‘The theoretical and practical struggle against unity-through-domination or unity-through-incorporation’ (Donna Haraway)
I’ve always found Donna Harraway inspiring; ‘The Cyborg Manifesto’ is a revenant essay that just won’t go away. In the section entitled ‘Fractured Identities’ she expands upon the notion of ‘affinity’ and ‘coalition’. The two terms describe the way that diverse entities come together and organise. She gives the example of: ‘witches, engineers, elders, perverts, Christians, mothers, and Leninists’— aggregating together as a protest group.
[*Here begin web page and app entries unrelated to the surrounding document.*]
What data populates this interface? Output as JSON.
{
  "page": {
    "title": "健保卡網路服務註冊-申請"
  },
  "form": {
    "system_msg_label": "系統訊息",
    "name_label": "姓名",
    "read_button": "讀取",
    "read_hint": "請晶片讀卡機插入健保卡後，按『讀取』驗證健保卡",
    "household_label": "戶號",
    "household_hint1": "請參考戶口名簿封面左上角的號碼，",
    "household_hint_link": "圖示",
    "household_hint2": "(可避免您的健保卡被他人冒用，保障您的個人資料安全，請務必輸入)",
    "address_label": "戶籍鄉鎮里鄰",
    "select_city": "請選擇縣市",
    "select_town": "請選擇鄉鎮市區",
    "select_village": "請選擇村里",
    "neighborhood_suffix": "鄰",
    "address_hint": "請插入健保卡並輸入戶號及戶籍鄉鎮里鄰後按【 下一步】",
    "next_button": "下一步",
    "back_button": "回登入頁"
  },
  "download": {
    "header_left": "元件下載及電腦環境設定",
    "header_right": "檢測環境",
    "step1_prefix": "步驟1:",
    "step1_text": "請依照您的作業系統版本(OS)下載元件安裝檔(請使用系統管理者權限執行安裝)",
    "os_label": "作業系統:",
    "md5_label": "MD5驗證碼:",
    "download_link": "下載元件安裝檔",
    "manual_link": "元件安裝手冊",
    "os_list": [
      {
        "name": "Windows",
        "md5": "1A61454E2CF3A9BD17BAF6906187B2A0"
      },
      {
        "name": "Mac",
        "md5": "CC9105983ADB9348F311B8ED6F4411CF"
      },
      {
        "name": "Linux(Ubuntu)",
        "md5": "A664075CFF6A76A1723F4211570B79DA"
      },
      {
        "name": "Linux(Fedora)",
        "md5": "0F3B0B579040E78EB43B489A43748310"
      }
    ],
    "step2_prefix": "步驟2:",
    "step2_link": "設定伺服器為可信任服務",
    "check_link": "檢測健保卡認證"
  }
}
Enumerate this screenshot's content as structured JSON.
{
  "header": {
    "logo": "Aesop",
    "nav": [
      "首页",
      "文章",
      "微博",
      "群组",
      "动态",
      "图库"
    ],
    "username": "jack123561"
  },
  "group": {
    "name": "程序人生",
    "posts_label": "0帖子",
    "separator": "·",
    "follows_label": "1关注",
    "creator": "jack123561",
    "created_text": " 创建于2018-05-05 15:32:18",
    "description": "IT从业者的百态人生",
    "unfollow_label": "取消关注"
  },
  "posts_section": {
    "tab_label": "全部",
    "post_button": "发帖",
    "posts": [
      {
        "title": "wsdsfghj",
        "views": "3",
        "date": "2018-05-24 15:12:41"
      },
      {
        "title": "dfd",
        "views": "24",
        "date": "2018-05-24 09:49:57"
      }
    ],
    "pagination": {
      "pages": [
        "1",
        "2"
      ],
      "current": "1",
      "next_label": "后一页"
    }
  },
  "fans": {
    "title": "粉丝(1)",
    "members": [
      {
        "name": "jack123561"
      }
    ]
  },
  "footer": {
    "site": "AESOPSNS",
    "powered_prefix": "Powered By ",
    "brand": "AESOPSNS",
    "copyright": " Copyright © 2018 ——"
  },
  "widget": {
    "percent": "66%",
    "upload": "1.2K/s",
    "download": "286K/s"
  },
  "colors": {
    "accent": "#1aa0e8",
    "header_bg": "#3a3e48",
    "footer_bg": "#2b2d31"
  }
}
Importantly, the resulting form does not damage the integrity of the individual parts; there is no ‘unity-through-domination or unity-through-incorporation’. The group benefits from the synergy of collectivisation but is not diminished by any totalizing identity. As Harraway says, cyborgs ‘are wary of holism, but needy for connection’.
Negri and Hardt’s concept of ‘multitude’ seems very similar to Haraway’s ‘affinity’. There is a shift of emphasis, a move away from the either/or of ‘identity-difference’, and a new simultaneous focus on commonality AND singularity.
‘The swarms that we see emerging in the new network political organizations, in contrast, are composed of a multitude of different creative agents. This adds several more layers of complexity to the model. The members of the multitude do not have to become the same or renounce their creativity in order to communicate and cooperate with each other. They remain different in terms of race, sex, sexuality, and so forth,’
‘Affinities’ and ‘Multitudes’ present types of organization that lie way beyond the scope of homogeneous wholes. These heterogeneous compounds are constructed from ‘self-subsistent’ parts, their sustaining relationships are external to that of the assemblage and their identity is not a function of the ‘whole’. Surround these elements with a different set of components and an entirely new set of behaviours might emerge. Conversely, totalizing identities tend to rely on ‘relations of interiority’, the individual elements are characterised by their relationship to each other and beyond the bounds the protective umbrella, they cannot survive. Interestingly, the recurring ‘organismic’ metaphor of the body falls into this latter category.
All this talk of multiplicity should go some way to explaining my esoteric comments on various sites. What is the collective noun for a mixed-species group— a bunch, an ecosystem? Does a ‘ready-made’ term already exist, or do I require a neologism? What happens when ‘non-human’ agents are brought into the equation? On paper, anything can interface with anything else. How would you conceptualize a future landscape of networked bio-cultural artefacts— for instance, a crazed assemblage of: dust, phobias, apples, thoughts, type and coffee-grinders? What do you call this cluster of stuff?
To some extent the branding of philosophical ideas is important— every kick-ass theory requires a killer metaphor; iconic images support the transmission of complex thought, ‘The Rhizome’ is a great example. However, it is possible that the search for an effective descriptor may be counter-productive. It could easily turn out to be yet another exercise in ‘unity-through-domination’, the failure to fully jettison my own ‘allegiance to unity’. For now I’ll remain undecided and stick to making connections and mapping relationships.
‘So it’s neither a flock, nor a school, nor a heap, nor a swarm, nor a herd, nor a pack. It is not an aggregate; it is not discrete. It’s a bit viscous perhaps. A lake under the mist, the sea, a white plain, background noise, the murmur of a crowd, time.’ (Michel Serres).